Exciting Color Schemes

For the exciting schemes, we're going to stretch each scale, and even vary two dimensions at a time. Always keep one dimension constant, though, or you're back to chaos.

Hue. Now, the sky's the limit. Use any combination of hues you like. If you still want some direction, try using two pairs of complements. Remember, you find complements by drawing a line directly across the color wheel. So, say, start with blue, and find its complement, orange. Then move from blue next door to purple, and find its complement, yellow. Or pick a completely different pair: red and green!

If this is a little too wild for you, then stick to one side of the color wheel, but to keep it exciting, go for a wider range than our subtle analogous color scheme. An exciting warm color scheme could include pink, orange, yellow, and a yellowy-green.

Given the variety of hues available, you might want to stick with the same saturation and value, but feel free to vary one if you're feeling bold.

Value. Pick any hue you like, and go from the top of the value scale to the bottom, almost-white to nearly-black. Or pick three notes on a value scale, then throw in another hue for good measure (which is what we do under saturation).

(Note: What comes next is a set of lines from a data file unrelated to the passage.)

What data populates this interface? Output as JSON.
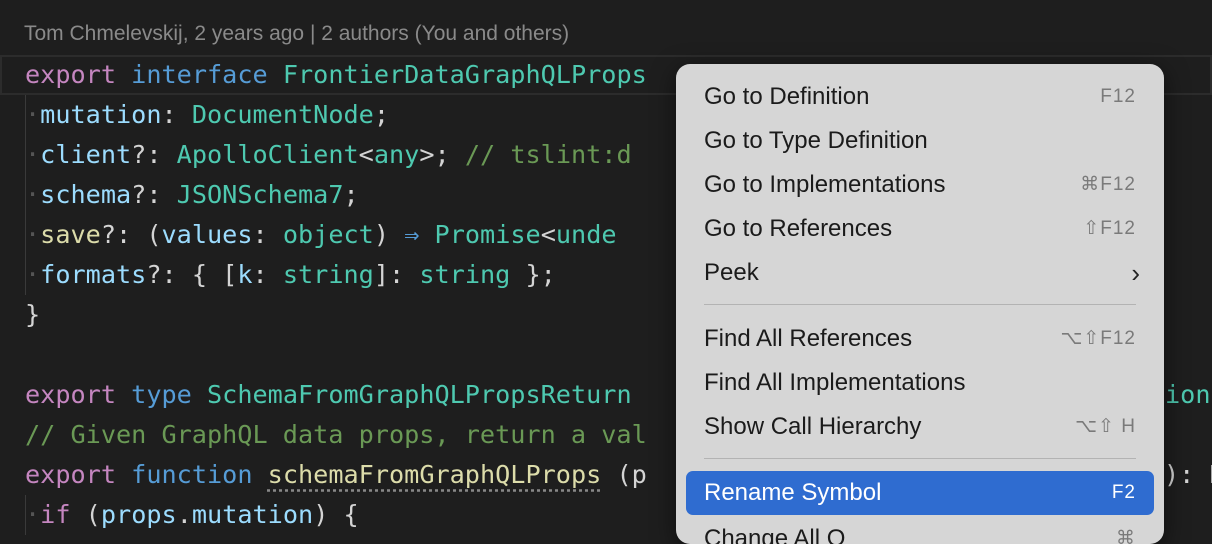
{
  "blame": "Tom Chmelevskij, 2 years ago | 2 authors (You and others)",
  "code": {
    "l1": {
      "kw": "export",
      "kw2": "interface",
      "name": "FrontierDataGraphQLProps"
    },
    "l2": {
      "prop": "mutation",
      "type": "DocumentNode"
    },
    "l3": {
      "prop": "client",
      "type": "ApolloClient",
      "any": "any",
      "comment": "// tslint:d"
    },
    "l4": {
      "prop": "schema",
      "type": "JSONSchema7"
    },
    "l5": {
      "prop": "save",
      "arg": "values",
      "argtype": "object",
      "arrow": "⇒",
      "ret": "Promise",
      "rest": "unde"
    },
    "l6": {
      "prop": "formats",
      "k": "k",
      "ktype": "string",
      "vtype": "string"
    },
    "l7": "}",
    "l9": {
      "kw": "export",
      "kw2": "type",
      "name": "SchemaFromGraphQLPropsReturn",
      "tail": "ionR"
    },
    "l10": {
      "comment": "// Given GraphQL data props, return a val"
    },
    "l11": {
      "kw": "export",
      "kw2": "function",
      "name": "schemaFromGraphQLProps",
      "paren": "(p",
      "tail": "): R"
    },
    "l12": {
      "kw": "if",
      "obj": "props",
      "prop": "mutation"
    }
  },
  "menu": {
    "items": [
      {
        "label": "Go to Definition",
        "shortcut": "F12"
      },
      {
        "label": "Go to Type Definition",
        "shortcut": ""
      },
      {
        "label": "Go to Implementations",
        "shortcut": "⌘F12"
      },
      {
        "label": "Go to References",
        "shortcut": "⇧F12"
      },
      {
        "label": "Peek",
        "shortcut": "›"
      },
      {
        "label": "Find All References",
        "shortcut": "⌥⇧F12"
      },
      {
        "label": "Find All Implementations",
        "shortcut": ""
      },
      {
        "label": "Show Call Hierarchy",
        "shortcut": "⌥⇧ H"
      },
      {
        "label": "Rename Symbol",
        "shortcut": "F2"
      },
      {
        "label": "Change All O",
        "shortcut": "⌘"
      }
    ]
  },
  "colors": {
    "menu_bg": "#d6d6d6",
    "selected": "#2f6cd0",
    "editor_bg": "#1e1e1e"
  }
}
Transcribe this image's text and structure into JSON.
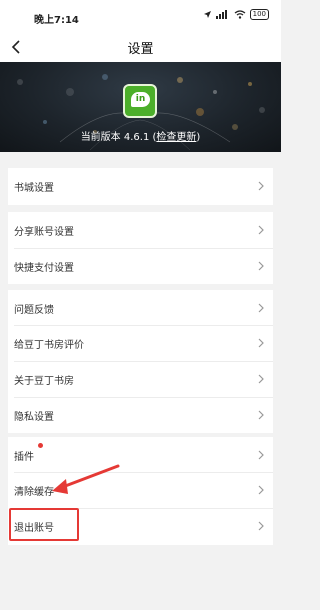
{
  "status_bar": {
    "time": "晚上7:14",
    "battery": "100"
  },
  "nav": {
    "title": "设置"
  },
  "banner": {
    "logo_text": "in",
    "version_prefix": "当前版本 4.6.1 (",
    "check_update": "检查更新",
    "version_suffix": ")"
  },
  "groups": [
    {
      "items": [
        {
          "label": "书城设置"
        }
      ]
    },
    {
      "items": [
        {
          "label": "分享账号设置"
        },
        {
          "label": "快捷支付设置"
        }
      ]
    },
    {
      "items": [
        {
          "label": "问题反馈"
        },
        {
          "label": "给豆丁书房评价"
        },
        {
          "label": "关于豆丁书房"
        },
        {
          "label": "隐私设置"
        }
      ]
    },
    {
      "items": [
        {
          "label": "插件"
        },
        {
          "label": "清除缓存"
        },
        {
          "label": "退出账号"
        }
      ]
    }
  ],
  "colors": {
    "accent_red": "#e53935",
    "logo_green": "#4caf2a"
  }
}
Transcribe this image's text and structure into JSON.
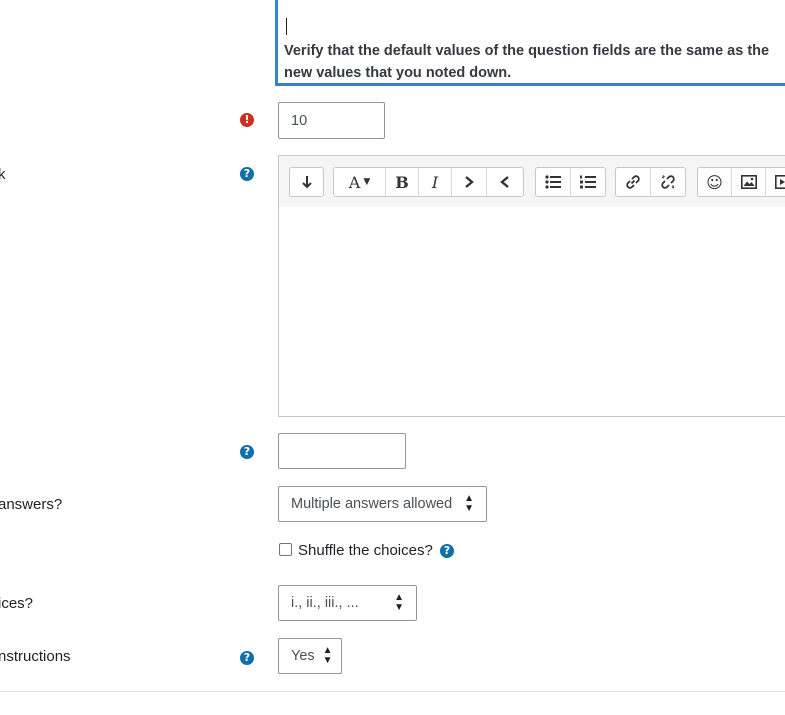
{
  "question_text": {
    "content": "Verify that the default values of the question fields are the same as the new values that you noted down."
  },
  "default_mark": {
    "value": "10"
  },
  "general_feedback": {
    "label_fragment": "k",
    "toolbar_icons": [
      "insert-line-icon",
      "font-color-icon",
      "bold-icon",
      "italic-icon",
      "indent-icon",
      "outdent-icon",
      "bullet-list-icon",
      "numbered-list-icon",
      "link-icon",
      "unlink-icon",
      "emoji-icon",
      "image-icon",
      "media-icon"
    ],
    "bold_label": "B",
    "italic_label": "I",
    "fontcolor_label": "A"
  },
  "id_number": {
    "value": ""
  },
  "single_answer": {
    "label_fragment": "answers?",
    "selected": "Multiple answers allowed"
  },
  "shuffle": {
    "label": "Shuffle the choices?"
  },
  "numbering": {
    "label_fragment": "ices?",
    "selected": "i., ii., iii., ..."
  },
  "show_instructions": {
    "label_fragment": "nstructions",
    "selected": "Yes"
  },
  "colors": {
    "accent": "#3584c6",
    "help": "#0f6fa7",
    "required": "#ca3120"
  }
}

Saturation. The widest possible range of saturation is from fully-saturated color to a color-that-isn't-a-color: an achromatic, or gray. Fortunately, the combination of grays with bursts of vivid color is spectacular. Note that the three grays constitute a value scale, while the red and the medium gray are two ends of a saturation scale.



Advancing and Receding Colors

I hope that wasn't too much you to process, because there's more! As you start fiddling with color combinations, you'll notice that some color seem to pop out at you, while others recede into the background. Advancing colors, the ones that pop, tend to be warm (hue), light (value), and intense (saturation). Receding colors tend to be cool (hue), dark (value), and neutral (saturation).

If you're canny, you can use this phenomenon to enhance your pattern. How? If you knit yellow and orange pansies on a dark purple background, the pansies are going to pop. But if you knit navy polkadots on a bright salmon background, the dots will recede, and the overall effect will be to dim the salmon.



Inspiration Comes in All Shapes and Sizes

It's delightful to study art history along with color theory. Color theorists are constantly setting up rules. The artists, on the other hand, absorb the color theory of their day, and then turn around and break every rule, to spectacular effect.

If you don't want to pull out a color wheel and try to wade through my suggestions, just look around you. Paintings, greeting cards, china patterns, a collection of pens in a jar, your child's finger-painting -- anything can be an inspiration for a color palette. And so what if it doesn't follow a single suggestion that I've posited? Does it look nice to you? Does it make you happy? Then knit it!

Tips on Shopping for Color

There's really only one important tip: If you're shopping for color, make sure you can see the color. I'll spare you the technical details, but let me just tell you that color isn't even in the eye of the beholder -- it's in the mind. If it's your sweater, the colors have to look right to you. So that means:

  • Be careful when buying yarn online. With all the variations of digital camera settings and monitor settings, the only thing you can be fairly sure of is that the color you're seeing is not the color of the yarn. If you want to buy online, request or buy a sample card first.
  • When you go to the store, take your basket to the window, and look at the yarn under daylight. Fluorescents do wacky things to colors.

And what if you go to the store with your brilliant color scheme, and they don't have your colors? Well¸you can dye just about any color you can imagine, using a combination of cyan, magenta and yellow. But that's another article.

Note: The fair isle patterns used in this article are variations on a pattern originally found in The Encyclopedia of Knitting by Lesley Stanfield & Melody Griffiths; Running Press © 2000.



Suzyn Jackson can knit and read at the same time, which comes in handy.

She also writes from time to time. Her article "Knit-Surfing the Subway" has just been published in "For the Love of Knitting" from Voyageur Press [reviewed in this issue of Knitty].